NSA facility will use a mind-blowing 1.7 MILLION gallons of water per DAY

By Catholic Online (NEWS CONSORTIUM)
August 20th, 2013
Catholic Online (www.catholic.org)

We can now infer a little more about the ultra-secret NSA facility in Utah, based on its projected water consumption. The facility will require as many as 1.7 million gallons of water per day to operate.

SALT LAKE CITY, UT (Catholic Online) - Although it will be some time before the facility requires the daily 1.7 million gallons of water it is projected to need, regional planners are already looking for ways to accommodate the thirsty facility.

"Our planning is anywhere from 1,000 acre-feet per year to 2,000 acre-feet per year, and that represents - if it was 1,000 acre-feet per year, that would be about 1 percent of our total demand," Jordan Valley River Conservancy District assistant general manager and chief engineer Alan Packard was quoted by KSL News in Utah.

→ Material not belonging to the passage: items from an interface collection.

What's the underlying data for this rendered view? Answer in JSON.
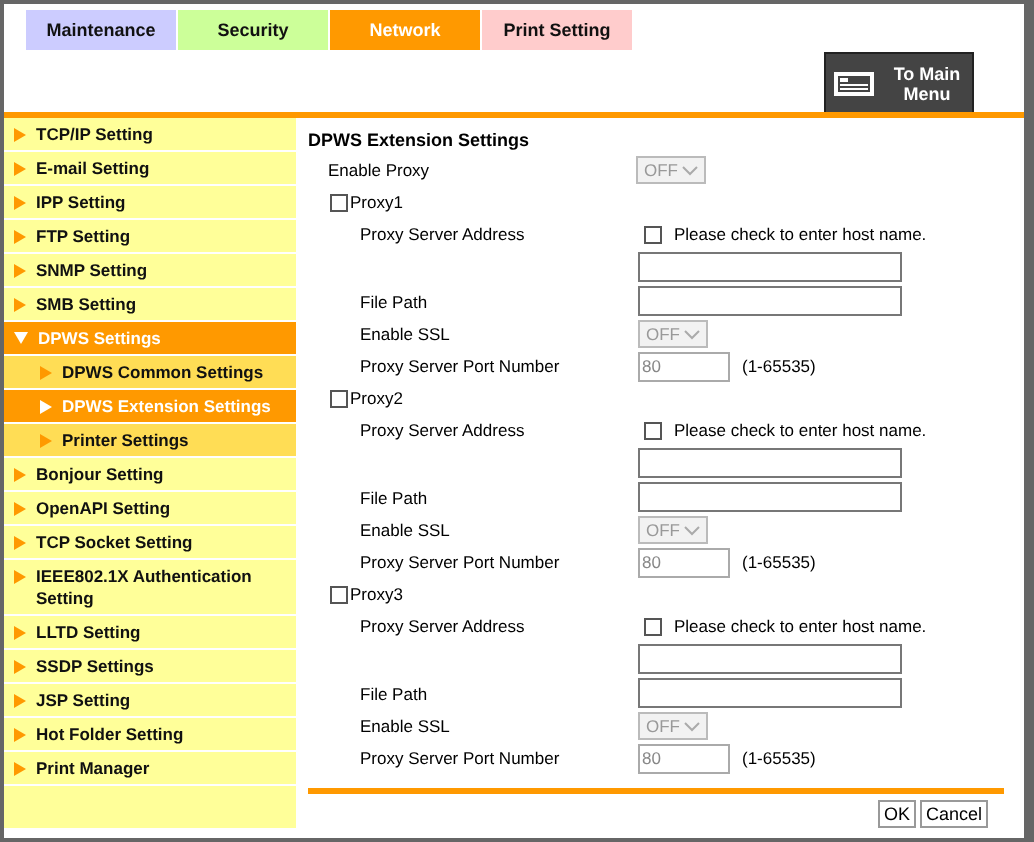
{
  "tabs": [
    {
      "label": "Maintenance",
      "selected": false,
      "color": "#ccccff"
    },
    {
      "label": "Security",
      "selected": false,
      "color": "#ccff99"
    },
    {
      "label": "Network",
      "selected": true,
      "color": "#ff9900"
    },
    {
      "label": "Print Setting",
      "selected": false,
      "color": "#ffcccc"
    }
  ],
  "main_menu_button": "To Main Menu",
  "sidebar": {
    "items": [
      {
        "label": "TCP/IP Setting",
        "selected": false
      },
      {
        "label": "E-mail Setting",
        "selected": false
      },
      {
        "label": "IPP Setting",
        "selected": false
      },
      {
        "label": "FTP Setting",
        "selected": false
      },
      {
        "label": "SNMP Setting",
        "selected": false
      },
      {
        "label": "SMB Setting",
        "selected": false
      },
      {
        "label": "DPWS Settings",
        "selected": true,
        "expanded": true,
        "children": [
          {
            "label": "DPWS Common Settings",
            "selected": false
          },
          {
            "label": "DPWS Extension Settings",
            "selected": true
          },
          {
            "label": "Printer Settings",
            "selected": false
          }
        ]
      },
      {
        "label": "Bonjour Setting",
        "selected": false
      },
      {
        "label": "OpenAPI Setting",
        "selected": false
      },
      {
        "label": "TCP Socket Setting",
        "selected": false
      },
      {
        "label": "IEEE802.1X Authentication Setting",
        "selected": false
      },
      {
        "label": "LLTD Setting",
        "selected": false
      },
      {
        "label": "SSDP Settings",
        "selected": false
      },
      {
        "label": "JSP Setting",
        "selected": false
      },
      {
        "label": "Hot Folder Setting",
        "selected": false
      },
      {
        "label": "Print Manager",
        "selected": false
      }
    ]
  },
  "form": {
    "title": "DPWS Extension Settings",
    "enable_proxy": {
      "label": "Enable Proxy",
      "value": "OFF",
      "disabled": true
    },
    "proxies": [
      {
        "label": "Proxy1",
        "checked": false,
        "address": {
          "label": "Proxy Server Address",
          "hostname_label": "Please check to enter host name.",
          "hostname_checked": false
        },
        "file_path": {
          "label": "File Path"
        },
        "ssl": {
          "label": "Enable SSL",
          "value": "OFF",
          "disabled": true
        },
        "port": {
          "label": "Proxy Server Port Number",
          "value": "80",
          "disabled": true,
          "range": "(1-65535)"
        }
      },
      {
        "label": "Proxy2",
        "checked": false,
        "address": {
          "label": "Proxy Server Address",
          "hostname_label": "Please check to enter host name.",
          "hostname_checked": false
        },
        "file_path": {
          "label": "File Path"
        },
        "ssl": {
          "label": "Enable SSL",
          "value": "OFF",
          "disabled": true
        },
        "port": {
          "label": "Proxy Server Port Number",
          "value": "80",
          "disabled": true,
          "range": "(1-65535)"
        }
      },
      {
        "label": "Proxy3",
        "checked": false,
        "address": {
          "label": "Proxy Server Address",
          "hostname_label": "Please check to enter host name.",
          "hostname_checked": false
        },
        "file_path": {
          "label": "File Path"
        },
        "ssl": {
          "label": "Enable SSL",
          "value": "OFF",
          "disabled": true
        },
        "port": {
          "label": "Proxy Server Port Number",
          "value": "80",
          "disabled": true,
          "range": "(1-65535)"
        }
      }
    ]
  },
  "buttons": [
    {
      "label": "OK"
    },
    {
      "label": "Cancel"
    }
  ]
}
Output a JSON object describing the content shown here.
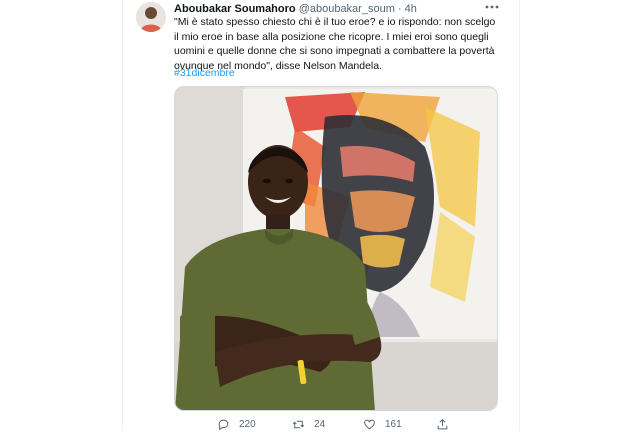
{
  "tweet": {
    "author_name": "Aboubakar Soumahoro",
    "handle": "@aboubakar_soum",
    "separator": "·",
    "time": "4h",
    "more_icon": "more-horizontal-icon",
    "text": "\"Mi è stato spesso chiesto chi è il tuo eroe? e io rispondo: non scelgo il mio eroe in base alla posizione che ricopre. I miei eroi sono quegli uomini e quelle donne che si sono impegnati a combattere la povertà ovunque nel mondo\", disse Nelson Mandela.",
    "hashtag": "#31dicembre"
  },
  "actions": {
    "reply_icon": "reply-icon",
    "reply_count": "220",
    "retweet_icon": "retweet-icon",
    "retweet_count": "24",
    "like_icon": "heart-icon",
    "like_count": "161",
    "share_icon": "share-icon"
  },
  "colors": {
    "link": "#1d9bf0",
    "secondary_text": "#536471",
    "primary_text": "#0f1419"
  }
}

According to KSL, Packard said the amount of water to be used would be no different than that required by "soft drink bottling plants."

However, it should be noted that soft drink plants produce nothing but beverages for constant human consumption. In the high-desert climate of Utah, water is a scarce and precious resource. There's a reason Utah does not host very many beverage bottling plants.

The nearby community of Bluffdale is hungry for jobs and the economic growth the facility is expected to bring, so they're happy to exchange the water for money.

The water of course, is needed to cool the computer systems that will be warehousing and archiving all the world's data, including yours.

For its part, the city is planning to develop new conservation plans and develop new sources to ensure it is prepared for the growth the facility will bring.

The NSA facility is expected to go online in October, however a source exclusive to Catholic Online says the facility has already been online for over 18 months, and is much larger than advertised.

Certainly, the consequences of the facility are going to be much larger than most realize.

Article brought to you by: Catholic Online (www.catholic.org)